KSTAR is operated by the Korean Institute of Fusion Energy (KFE) and first succeeded at nuclear fusion in 2008. Since then, it has only been advancing further and further into a sci-fi future. The millions of parts that make up KSTAR will eventually be integrated into the international ITER project, which seeks to create the largest tokamak ever. This reactor will ignite between 2030 and 2035 if everything goes as planned. Working with KSTAR has given Korea an edge in advising the assembly of and experimentation with ITER. It has already built segments of the ITER vacuum vessel, which protects the toroidal chamber in which reactions happen.
Korea is also currently building the massive tools for assembling the sections of ITER, and will also be responsible for making the thermal shields for the reactor’s monster magnets. It also improved a next-gen plasma operation mode that was just developed last year. Internal Transport Barrier, or ITB, mode. ITBs are areas of plasma in the center of a reactor where turbulence can be stopped or at least reduced. Putting a tokamak into ITB mode confines plasma and improves stability.
Having control over ITB helps extend the stretch of time that plasma stays heated, which is why scientists are using computer models to figure out how to get the most out of it. What they are especially looking for is the exact place where the most sought-after state of plasma occurs. This state, known as turbulence transport, is when chaos in the flow of plasma within a reactor helps regulate the overall state of the plasma. KSTAR was able to go over and above that with its record 20 seconds of heat to rival the guts of the sun.

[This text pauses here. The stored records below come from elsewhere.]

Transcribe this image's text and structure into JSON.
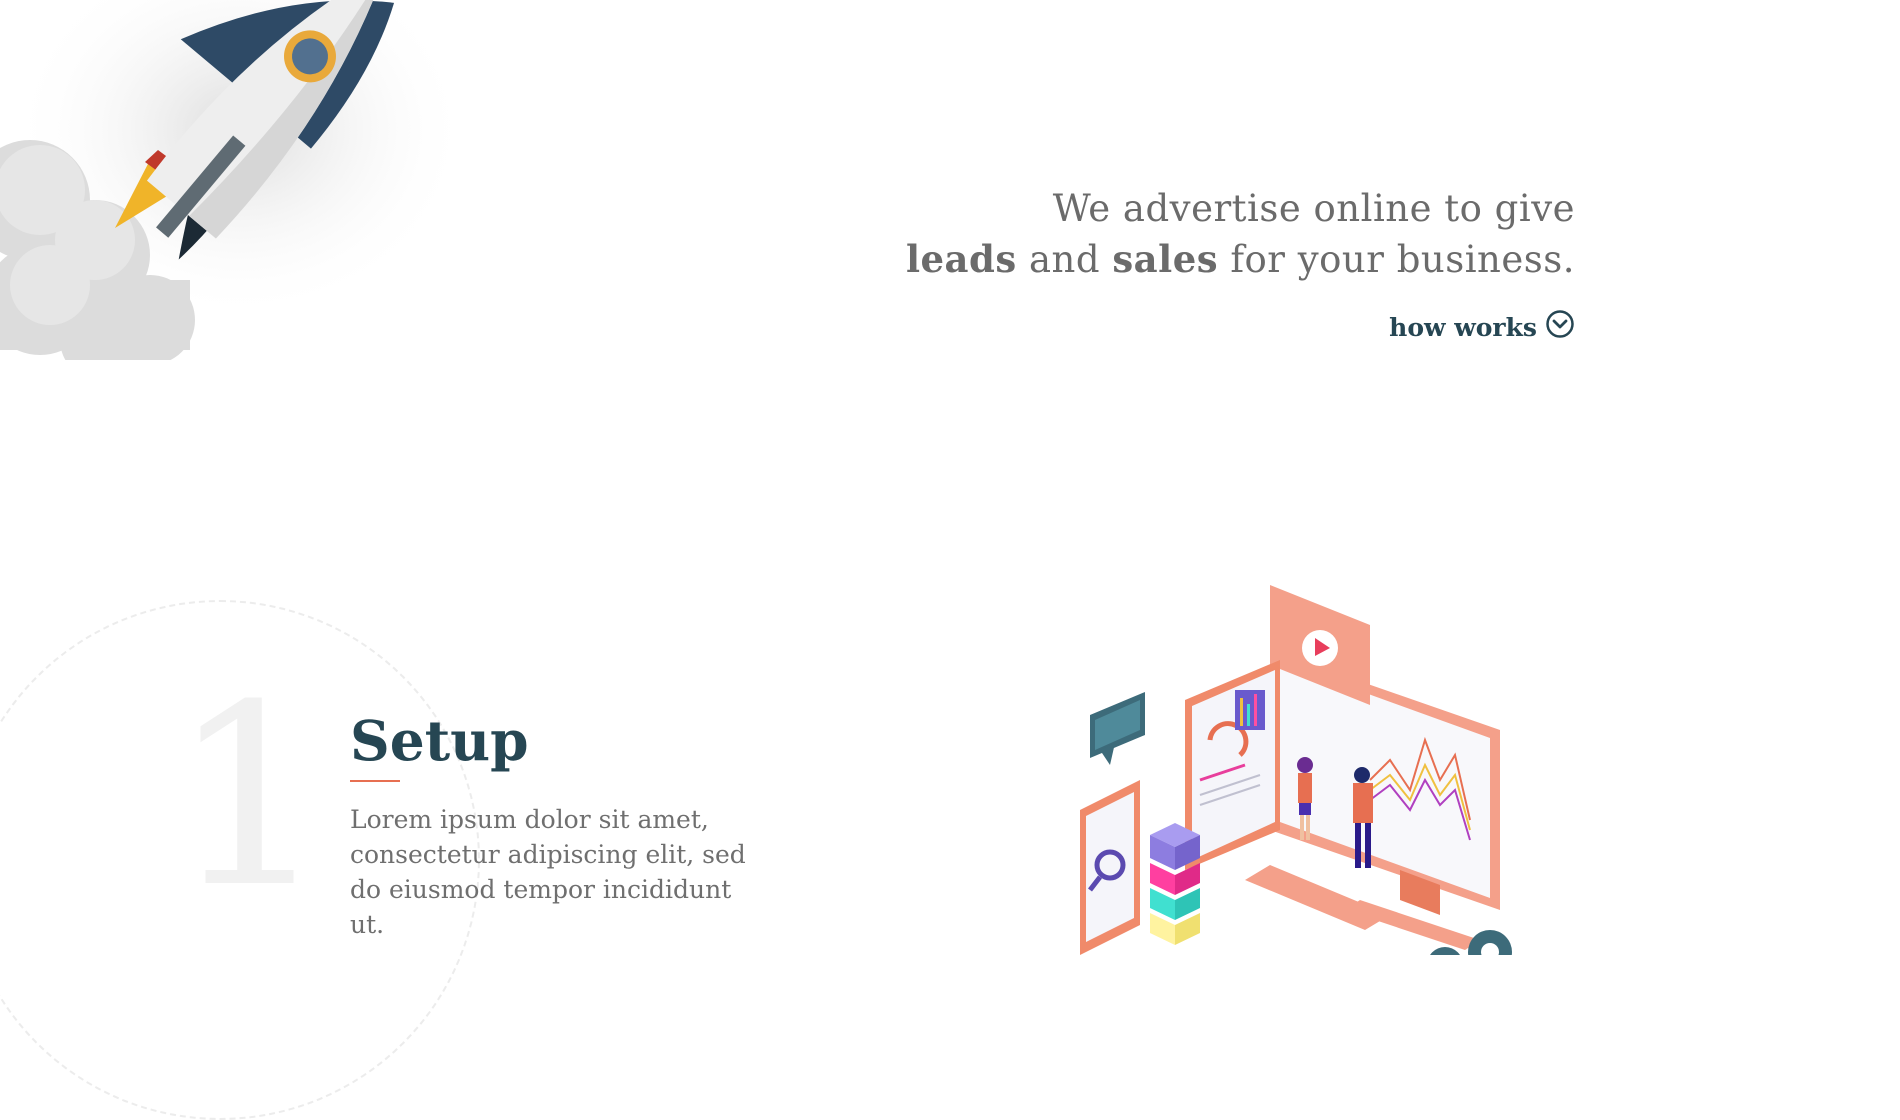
{
  "hero": {
    "line1": "We advertise online to give",
    "line2_parts": {
      "bold1": "leads",
      "mid": " and ",
      "bold2": "sales",
      "end": " for your business."
    },
    "link_label": "how works",
    "link_icon": "chevron-down-circle-icon"
  },
  "step": {
    "number": "1",
    "title": "Setup",
    "description": "Lorem ipsum dolor sit amet, consectetur adipiscing elit, sed do eiusmod tempor incididunt ut."
  },
  "colors": {
    "primary": "#264653",
    "accent": "#e76f51",
    "text": "#6b6b6b",
    "coral": "#f4a08a"
  }
}
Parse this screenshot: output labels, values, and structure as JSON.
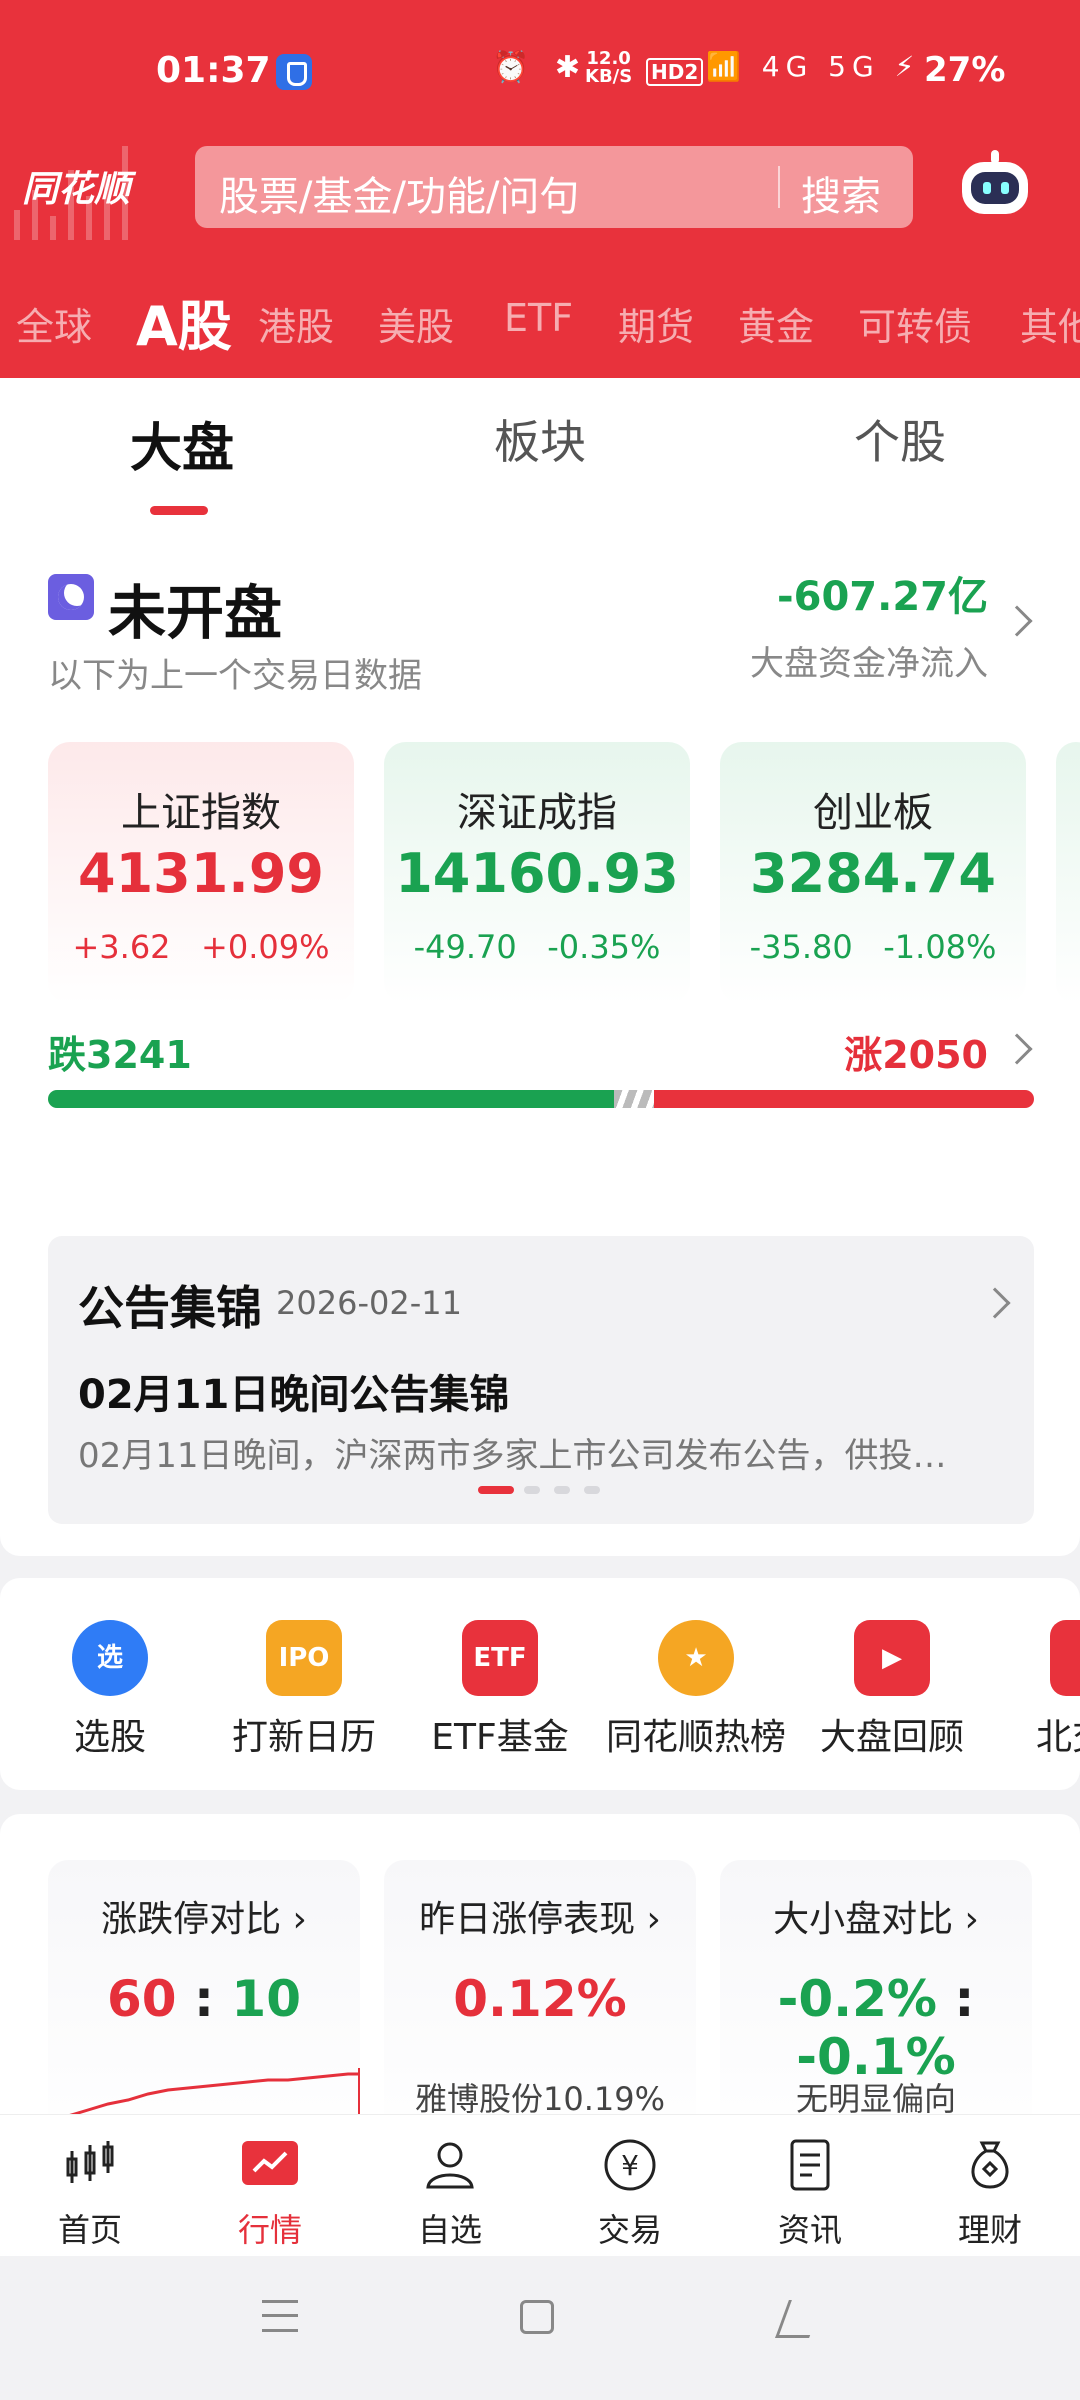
{
  "status_bar": {
    "time": "01:37",
    "icons": "⏰ ✱",
    "speed_top": "12.0",
    "speed_unit": "KB/S",
    "hd": "HD2",
    "signal": "📶 4G 5G ⚡",
    "battery": "27%"
  },
  "header": {
    "logo": "同花顺",
    "search_placeholder": "股票/基金/功能/问句",
    "search_button": "搜索",
    "avatar_icon": "robot-icon"
  },
  "market_tabs": [
    "全球",
    "A股",
    "港股",
    "美股",
    "ETF",
    "期货",
    "黄金",
    "可转债",
    "其他"
  ],
  "sub_tabs": [
    "大盘",
    "板块",
    "个股"
  ],
  "market": {
    "status": "未开盘",
    "status_sub": "以下为上一个交易日数据",
    "net_flow": "-607.27亿",
    "net_flow_label": "大盘资金净流入"
  },
  "indices": [
    {
      "name": "上证指数",
      "value": "4131.99",
      "change": "+3.62",
      "pct": "+0.09%",
      "trend": "up"
    },
    {
      "name": "深证成指",
      "value": "14160.93",
      "change": "-49.70",
      "pct": "-0.35%",
      "trend": "down"
    },
    {
      "name": "创业板",
      "value": "3284.74",
      "change": "-35.80",
      "pct": "-1.08%",
      "trend": "down"
    }
  ],
  "breadth": {
    "fall": "跌3241",
    "rise": "涨2050",
    "fall_count": 3241,
    "rise_count": 2050
  },
  "notice": {
    "title": "公告集锦",
    "date": "2026-02-11",
    "headline": "02月11日晚间公告集锦",
    "desc": "02月11日晚间，沪深两市多家上市公司发布公告，供投…"
  },
  "tools": [
    {
      "label": "选股",
      "icon": "选",
      "color": "#2f7cf6"
    },
    {
      "label": "打新日历",
      "icon": "IPO",
      "color": "#f5a623"
    },
    {
      "label": "ETF基金",
      "icon": "ETF",
      "color": "#e8323c"
    },
    {
      "label": "同花顺热榜",
      "icon": "★",
      "color": "#f5a623"
    },
    {
      "label": "大盘回顾",
      "icon": "▶",
      "color": "#e8323c"
    },
    {
      "label": "北交",
      "icon": "",
      "color": "#e8323c"
    }
  ],
  "stats": [
    {
      "title": "涨跌停对比 ›",
      "value_a": "60",
      "sep": ":",
      "value_b": "10",
      "extra": ""
    },
    {
      "title": "昨日涨停表现 ›",
      "value": "0.12%",
      "extra": "雅博股份10.19%"
    },
    {
      "title": "大小盘对比 ›",
      "value_a": "-0.2%",
      "sep": ":",
      "value_b": "-0.1%",
      "extra": "无明显偏向"
    }
  ],
  "bottom_nav": [
    "首页",
    "行情",
    "自选",
    "交易",
    "资讯",
    "理财"
  ],
  "colors": {
    "brand": "#e8323c",
    "up": "#e5303b",
    "down": "#1aa251"
  }
}
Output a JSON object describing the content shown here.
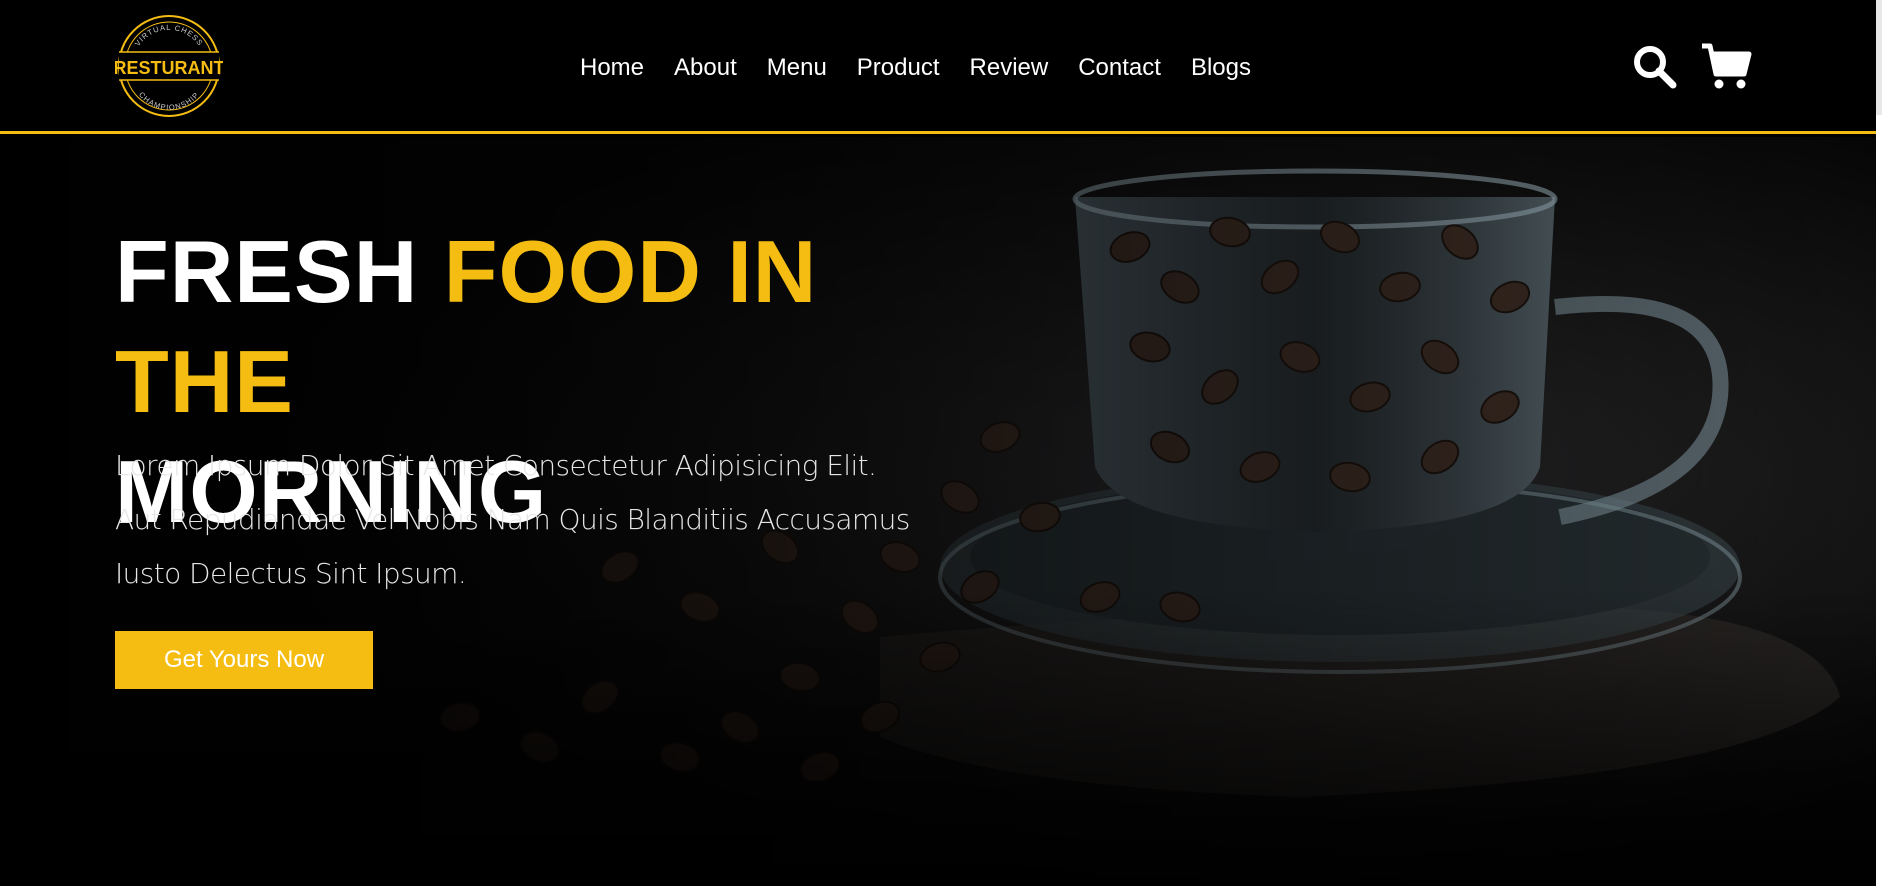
{
  "brand": {
    "logo_text": "RESTURANT",
    "logo_arc_top": "VIRTUAL CHESS",
    "logo_arc_bottom": "CHAMPIONSHIP",
    "accent_color": "#f5bd12"
  },
  "nav": {
    "items": [
      {
        "label": "Home"
      },
      {
        "label": "About"
      },
      {
        "label": "Menu"
      },
      {
        "label": "Product"
      },
      {
        "label": "Review"
      },
      {
        "label": "Contact"
      },
      {
        "label": "Blogs"
      }
    ]
  },
  "header_icons": {
    "search": "search-icon",
    "cart": "cart-icon"
  },
  "hero": {
    "title_part1": "FRESH ",
    "title_accent": "FOOD IN THE",
    "title_part2": "MORNING",
    "description": "Lorem Ipsum Dolor Sit Amet Consectetur Adipisicing Elit. Aut Repudiandae Vel Nobis Nam Quis Blanditiis Accusamus Iusto Delectus Sint Ipsum.",
    "cta_label": "Get Yours Now",
    "background": "coffee-beans-in-glass-cup"
  }
}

It should be able to stay at that temperature for at least 300 seconds in another five years.
Maybe KSTAR has a way to go before it gets as hot as the average supernova, which can soar up to a billion degrees, but being able to pull off the temperature of the hottest thing in the solar system is nothing short of mind-blowing.